[Interface dataset entries]
"""
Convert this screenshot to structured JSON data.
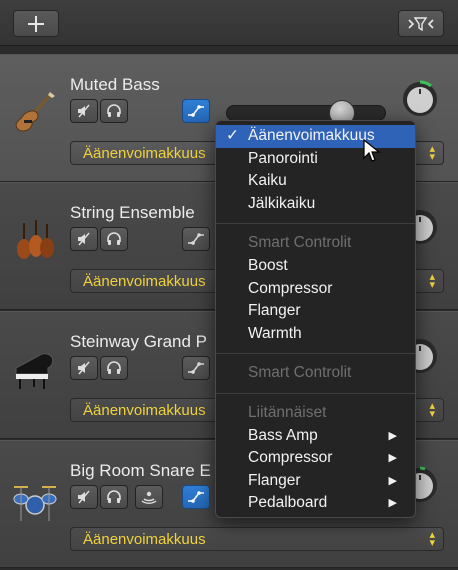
{
  "toolbar": {
    "add_icon": "plus-icon",
    "filter_icon": "automation-filter-icon"
  },
  "tracks": [
    {
      "name": "Muted Bass",
      "icon": "bass-guitar-icon",
      "automation": "Äänenvoimakkuus",
      "has_slider": true
    },
    {
      "name": "String Ensemble",
      "icon": "violin-icon",
      "automation": "Äänenvoimakkuus"
    },
    {
      "name": "Steinway Grand P",
      "icon": "grand-piano-icon",
      "automation": "Äänenvoimakkuus"
    },
    {
      "name": "Big Room Snare E",
      "icon": "drum-kit-icon",
      "automation": "Äänenvoimakkuus"
    }
  ],
  "menu": {
    "items": [
      {
        "label": "Äänenvoimakkuus",
        "checked": true,
        "selected": true
      },
      {
        "label": "Panorointi"
      },
      {
        "label": "Kaiku"
      },
      {
        "label": "Jälkikaiku"
      },
      {
        "separator": true
      },
      {
        "label": "Smart Controlit",
        "disabled": true
      },
      {
        "label": "Boost"
      },
      {
        "label": "Compressor"
      },
      {
        "label": "Flanger"
      },
      {
        "label": "Warmth"
      },
      {
        "separator": true
      },
      {
        "label": "Smart Controlit",
        "disabled": true
      },
      {
        "separator": true
      },
      {
        "label": "Liitännäiset",
        "disabled": true
      },
      {
        "label": "Bass Amp",
        "submenu": true
      },
      {
        "label": "Compressor",
        "submenu": true
      },
      {
        "label": "Flanger",
        "submenu": true
      },
      {
        "label": "Pedalboard",
        "submenu": true
      }
    ]
  },
  "colors": {
    "accent_blue": "#2f63b8",
    "automation_yellow": "#f0d23c",
    "knob_green": "#3cc35a"
  }
}
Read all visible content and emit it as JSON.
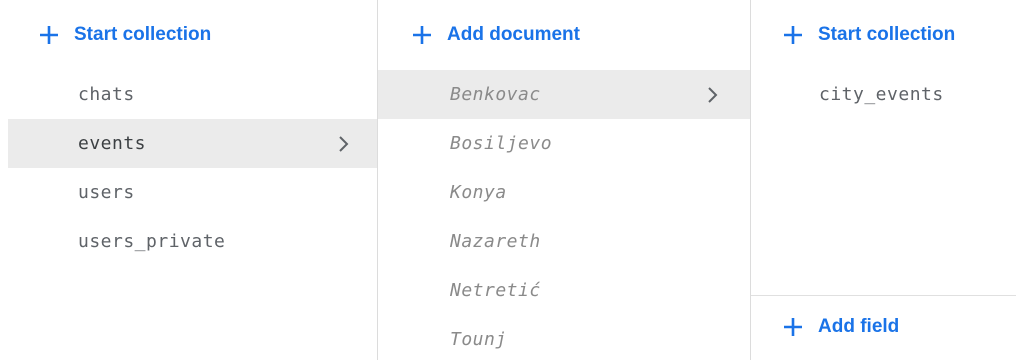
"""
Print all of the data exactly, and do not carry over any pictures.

Result of this exercise:
Convert this screenshot to structured JSON data.
{
  "toolbar": {
    "add_icon": "plus-icon",
    "filter_icon": "automation-filter-icon"
  },
  "tracks": [
    {
      "name": "Muted Bass",
      "icon": "bass-guitar-icon",
      "automation": "Äänenvoimakkuus",
      "has_slider": true
    },
    {
      "name": "String Ensemble",
      "icon": "violin-icon",
      "automation": "Äänenvoimakkuus"
    },
    {
      "name": "Steinway Grand P",
      "icon": "grand-piano-icon",
      "automation": "Äänenvoimakkuus"
    },
    {
      "name": "Big Room Snare E",
      "icon": "drum-kit-icon",
      "automation": "Äänenvoimakkuus"
    }
  ],
  "menu": {
    "items": [
      {
        "label": "Äänenvoimakkuus",
        "checked": true,
        "selected": true
      },
      {
        "label": "Panorointi"
      },
      {
        "label": "Kaiku"
      },
      {
        "label": "Jälkikaiku"
      },
      {
        "separator": true
      },
      {
        "label": "Smart Controlit",
        "disabled": true
      },
      {
        "label": "Boost"
      },
      {
        "label": "Compressor"
      },
      {
        "label": "Flanger"
      },
      {
        "label": "Warmth"
      },
      {
        "separator": true
      },
      {
        "label": "Smart Controlit",
        "disabled": true
      },
      {
        "separator": true
      },
      {
        "label": "Liitännäiset",
        "disabled": true
      },
      {
        "label": "Bass Amp",
        "submenu": true
      },
      {
        "label": "Compressor",
        "submenu": true
      },
      {
        "label": "Flanger",
        "submenu": true
      },
      {
        "label": "Pedalboard",
        "submenu": true
      }
    ]
  },
  "colors": {
    "accent_blue": "#2f63b8",
    "automation_yellow": "#f0d23c",
    "knob_green": "#3cc35a"
  }
}
Read all visible content and emit it as JSON.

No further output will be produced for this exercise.